Dataset rows describing interfaces
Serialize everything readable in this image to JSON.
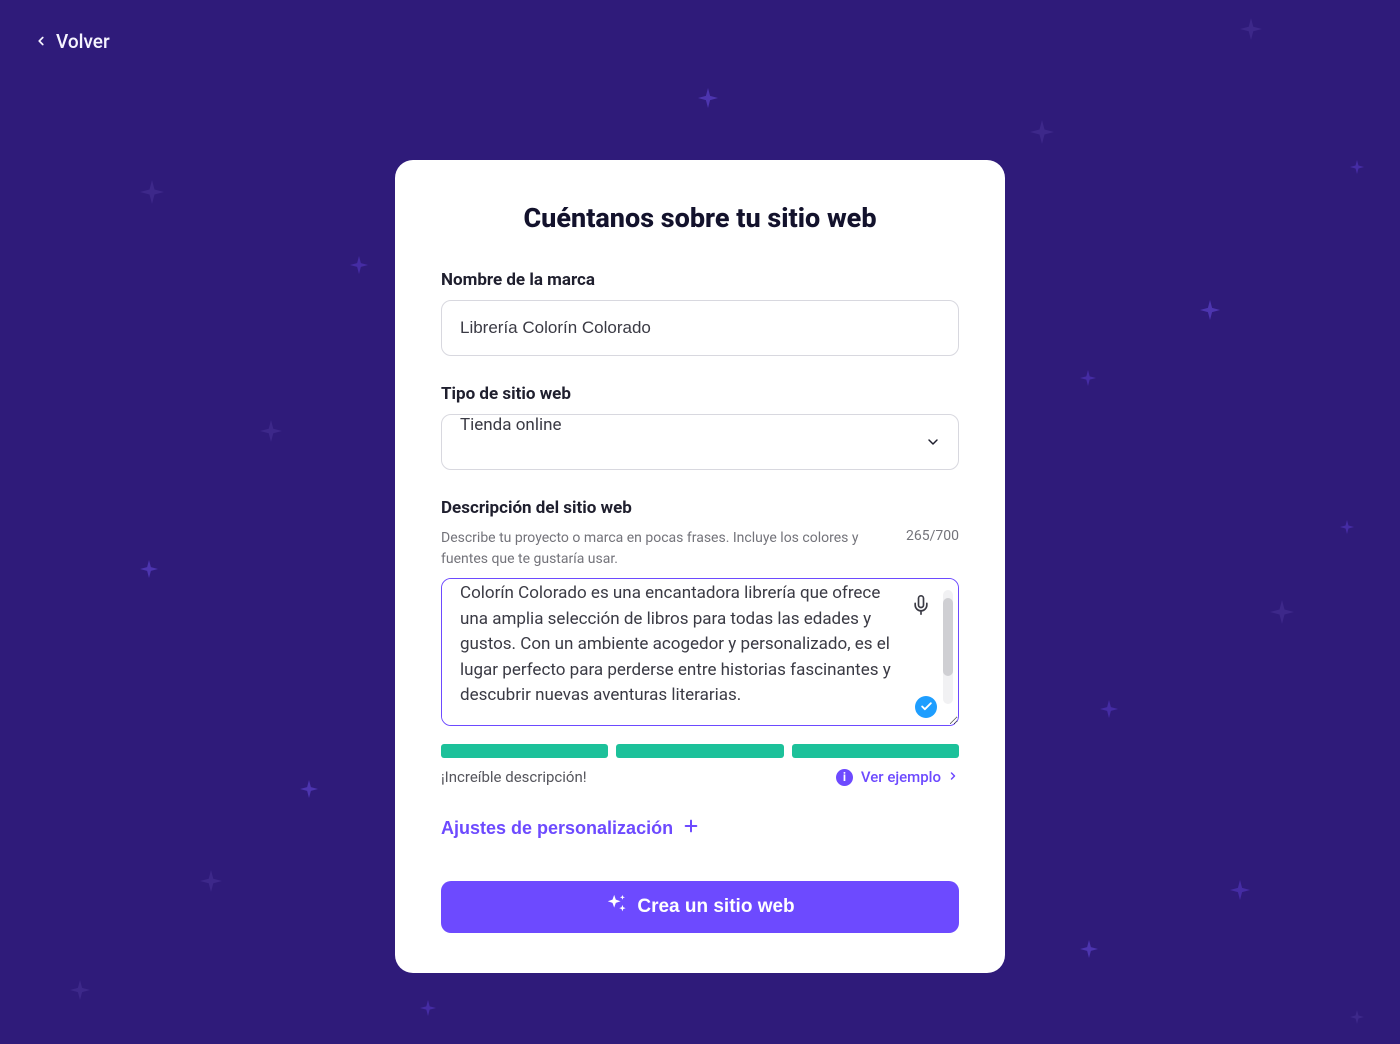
{
  "nav": {
    "back": "Volver"
  },
  "card": {
    "title": "Cuéntanos sobre tu sitio web",
    "brand": {
      "label": "Nombre de la marca",
      "value": "Librería Colorín Colorado"
    },
    "siteType": {
      "label": "Tipo de sitio web",
      "value": "Tienda online"
    },
    "description": {
      "label": "Descripción del sitio web",
      "helper": "Describe tu proyecto o marca en pocas frases. Incluye los colores y fuentes que te gustaría usar.",
      "counter": "265/700",
      "value": "Colorín Colorado es una encantadora librería que ofrece una amplia selección de libros para todas las edades y gustos. Con un ambiente acogedor y personalizado, es el lugar perfecto para perderse entre historias fascinantes y descubrir nuevas aventuras literarias.",
      "feedback": "¡Increíble descripción!",
      "example": "Ver ejemplo"
    },
    "personalization": "Ajustes de personalización",
    "cta": "Crea un sitio web"
  },
  "colors": {
    "accent": "#6d4aff",
    "bg": "#2f1b7a",
    "strength": "#1cc19a",
    "link": "#6d4aff"
  }
}
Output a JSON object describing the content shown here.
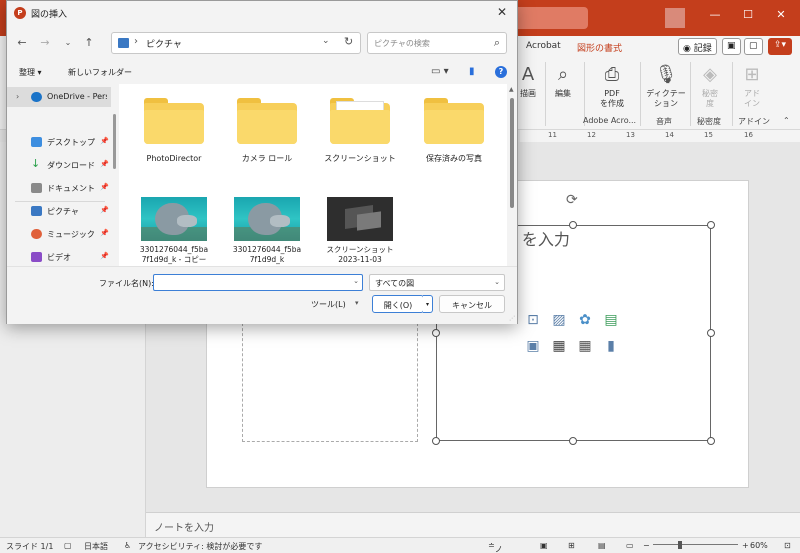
{
  "powerpoint": {
    "tabs": [
      "Acrobat",
      "図形の書式"
    ],
    "record_label": "記録",
    "ribbon": {
      "items": [
        {
          "label": "描画",
          "icon": "draw-icon"
        },
        {
          "label": "編集",
          "icon": "search-icon"
        },
        {
          "label": "PDF\nを作成",
          "icon": "pdf-icon"
        },
        {
          "label": "ディクテー\nション",
          "icon": "microphone-icon"
        },
        {
          "label": "秘密\n度",
          "icon": "sensitivity-icon"
        },
        {
          "label": "アド\nイン",
          "icon": "addins-icon"
        }
      ],
      "groups": [
        "Adobe Acro...",
        "音声",
        "秘密度",
        "アドイン"
      ]
    },
    "ruler_marks": [
      "11",
      "12",
      "13",
      "14",
      "15",
      "16"
    ],
    "placeholder_text": "- を入力",
    "notes_placeholder": "ノートを入力",
    "status": {
      "slide": "スライド 1/1",
      "language": "日本語",
      "accessibility": "アクセシビリティ: 検討が必要です",
      "notes": "ノート",
      "zoom": "60%"
    }
  },
  "dialog": {
    "title": "図の挿入",
    "address": {
      "crumb": "ピクチャ"
    },
    "search_placeholder": "ピクチャの検索",
    "toolbar": {
      "organize": "整理 ▾",
      "new_folder": "新しいフォルダー"
    },
    "nav_items": [
      {
        "label": "OneDrive - Perso",
        "icon_color": "#1a73c8",
        "selected": true,
        "chevron": true,
        "pin": false
      },
      {
        "label": "デスクトップ",
        "icon_color": "#3d8ee0",
        "selected": false,
        "chevron": false,
        "pin": true
      },
      {
        "label": "ダウンロード",
        "icon_color": "#2aa04a",
        "selected": false,
        "chevron": false,
        "pin": true
      },
      {
        "label": "ドキュメント",
        "icon_color": "#7a7a7a",
        "selected": false,
        "chevron": false,
        "pin": true
      },
      {
        "label": "ピクチャ",
        "icon_color": "#3a78c3",
        "selected": false,
        "chevron": false,
        "pin": true
      },
      {
        "label": "ミュージック",
        "icon_color": "#e0603a",
        "selected": false,
        "chevron": false,
        "pin": true
      },
      {
        "label": "ビデオ",
        "icon_color": "#8a4cc7",
        "selected": false,
        "chevron": false,
        "pin": true
      }
    ],
    "files": [
      {
        "name": "PhotoDirector",
        "kind": "folder"
      },
      {
        "name": "カメラ ロール",
        "kind": "folder"
      },
      {
        "name": "スクリーンショット",
        "kind": "folder-paper"
      },
      {
        "name": "保存済みの写真",
        "kind": "folder"
      },
      {
        "name": "3301276044_f5ba\n7f1d9d_k - コピー",
        "kind": "dolphin"
      },
      {
        "name": "3301276044_f5ba\n7f1d9d_k",
        "kind": "dolphin"
      },
      {
        "name": "スクリーンショット\n2023-11-03",
        "kind": "screen"
      }
    ],
    "filename_label": "ファイル名(N):",
    "filename_value": "",
    "type_filter": "すべての図",
    "tools_label": "ツール(L)",
    "open_label": "開く(O)",
    "cancel_label": "キャンセル"
  }
}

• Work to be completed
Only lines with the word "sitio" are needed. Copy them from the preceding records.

• Response area
    "title": "Cuéntanos sobre tu sitio web",
      "label": "Tipo de sitio web",
      "label": "Descripción del sitio web",
    "cta": "Crea un sitio web"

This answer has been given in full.